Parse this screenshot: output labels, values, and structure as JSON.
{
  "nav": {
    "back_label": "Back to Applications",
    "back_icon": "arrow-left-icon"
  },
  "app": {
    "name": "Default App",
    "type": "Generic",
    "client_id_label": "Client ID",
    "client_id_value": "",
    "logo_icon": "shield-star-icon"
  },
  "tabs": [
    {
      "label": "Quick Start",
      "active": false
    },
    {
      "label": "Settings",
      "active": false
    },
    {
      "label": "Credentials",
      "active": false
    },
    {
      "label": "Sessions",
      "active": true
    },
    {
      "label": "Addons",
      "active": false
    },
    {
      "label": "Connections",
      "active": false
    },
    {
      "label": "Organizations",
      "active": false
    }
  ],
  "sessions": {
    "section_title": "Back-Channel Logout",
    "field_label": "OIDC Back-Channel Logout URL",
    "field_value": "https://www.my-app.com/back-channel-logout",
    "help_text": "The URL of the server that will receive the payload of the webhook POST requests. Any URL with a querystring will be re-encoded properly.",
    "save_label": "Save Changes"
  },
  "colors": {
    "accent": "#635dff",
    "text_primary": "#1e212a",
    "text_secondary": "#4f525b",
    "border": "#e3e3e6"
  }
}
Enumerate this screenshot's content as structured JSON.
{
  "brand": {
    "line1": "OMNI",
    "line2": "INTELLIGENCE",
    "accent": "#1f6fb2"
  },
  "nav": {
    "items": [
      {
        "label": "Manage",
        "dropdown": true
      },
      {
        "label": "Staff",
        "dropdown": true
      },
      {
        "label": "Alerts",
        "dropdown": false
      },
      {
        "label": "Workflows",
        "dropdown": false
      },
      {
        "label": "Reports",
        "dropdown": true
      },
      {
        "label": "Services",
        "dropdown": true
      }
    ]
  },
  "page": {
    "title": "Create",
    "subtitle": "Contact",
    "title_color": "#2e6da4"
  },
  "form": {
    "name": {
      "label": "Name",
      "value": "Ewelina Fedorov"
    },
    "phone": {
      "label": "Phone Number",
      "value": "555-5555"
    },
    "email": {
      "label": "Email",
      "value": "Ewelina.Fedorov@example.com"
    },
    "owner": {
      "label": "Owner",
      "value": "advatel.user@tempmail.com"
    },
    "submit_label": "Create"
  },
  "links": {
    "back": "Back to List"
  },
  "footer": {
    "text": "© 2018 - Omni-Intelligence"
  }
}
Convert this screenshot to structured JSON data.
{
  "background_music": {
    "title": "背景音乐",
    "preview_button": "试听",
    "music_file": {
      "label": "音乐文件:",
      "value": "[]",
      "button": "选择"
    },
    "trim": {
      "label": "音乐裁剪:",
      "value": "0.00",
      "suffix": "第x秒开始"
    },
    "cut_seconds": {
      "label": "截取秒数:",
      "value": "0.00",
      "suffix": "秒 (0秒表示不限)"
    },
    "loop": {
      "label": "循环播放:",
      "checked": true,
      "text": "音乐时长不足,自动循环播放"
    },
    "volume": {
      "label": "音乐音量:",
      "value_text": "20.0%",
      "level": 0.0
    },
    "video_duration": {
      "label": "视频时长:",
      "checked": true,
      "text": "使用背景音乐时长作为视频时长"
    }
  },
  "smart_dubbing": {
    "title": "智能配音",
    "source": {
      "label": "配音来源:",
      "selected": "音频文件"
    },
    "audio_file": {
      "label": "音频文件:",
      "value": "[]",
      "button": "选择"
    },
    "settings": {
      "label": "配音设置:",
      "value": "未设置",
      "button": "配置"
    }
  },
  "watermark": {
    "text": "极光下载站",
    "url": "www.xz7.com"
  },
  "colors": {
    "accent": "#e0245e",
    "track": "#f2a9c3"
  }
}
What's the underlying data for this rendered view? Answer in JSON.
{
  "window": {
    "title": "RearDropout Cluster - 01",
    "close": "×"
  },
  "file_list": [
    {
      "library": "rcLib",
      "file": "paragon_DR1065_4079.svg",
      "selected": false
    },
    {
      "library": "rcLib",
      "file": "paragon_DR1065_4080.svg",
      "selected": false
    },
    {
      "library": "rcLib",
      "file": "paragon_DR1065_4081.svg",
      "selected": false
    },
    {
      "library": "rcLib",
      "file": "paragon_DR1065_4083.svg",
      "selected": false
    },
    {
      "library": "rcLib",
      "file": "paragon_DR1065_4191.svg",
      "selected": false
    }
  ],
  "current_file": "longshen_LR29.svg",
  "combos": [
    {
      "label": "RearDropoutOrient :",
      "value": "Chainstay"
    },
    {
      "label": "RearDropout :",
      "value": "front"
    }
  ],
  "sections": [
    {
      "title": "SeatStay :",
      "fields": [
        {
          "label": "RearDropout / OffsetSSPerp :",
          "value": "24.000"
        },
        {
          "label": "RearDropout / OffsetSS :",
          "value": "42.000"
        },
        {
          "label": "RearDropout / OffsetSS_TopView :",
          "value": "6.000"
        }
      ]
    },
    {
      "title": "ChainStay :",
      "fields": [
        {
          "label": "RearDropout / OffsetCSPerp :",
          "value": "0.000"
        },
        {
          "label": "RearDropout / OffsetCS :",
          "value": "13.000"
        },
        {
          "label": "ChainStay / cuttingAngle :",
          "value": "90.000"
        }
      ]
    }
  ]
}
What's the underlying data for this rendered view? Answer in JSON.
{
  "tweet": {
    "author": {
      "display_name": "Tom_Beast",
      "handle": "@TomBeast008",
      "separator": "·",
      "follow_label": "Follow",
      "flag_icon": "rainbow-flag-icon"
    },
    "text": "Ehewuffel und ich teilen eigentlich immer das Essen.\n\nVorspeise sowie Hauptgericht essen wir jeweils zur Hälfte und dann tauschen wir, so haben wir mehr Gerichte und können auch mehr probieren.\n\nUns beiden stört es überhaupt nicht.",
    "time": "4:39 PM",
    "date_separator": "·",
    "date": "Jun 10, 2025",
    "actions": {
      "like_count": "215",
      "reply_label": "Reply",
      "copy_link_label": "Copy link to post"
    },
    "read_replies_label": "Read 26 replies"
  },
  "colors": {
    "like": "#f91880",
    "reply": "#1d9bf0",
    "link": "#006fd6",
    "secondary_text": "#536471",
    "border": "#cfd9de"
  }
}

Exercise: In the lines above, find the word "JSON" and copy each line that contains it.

Reply to the task:
Parse this screenshot: output labels, values, and structure as JSON.
Enumerate this screenshot's content as structured JSON.
Convert this screenshot to structured JSON data.
What's the underlying data for this rendered view? Answer in JSON.
What's the underlying data for this rendered view? Answer in JSON.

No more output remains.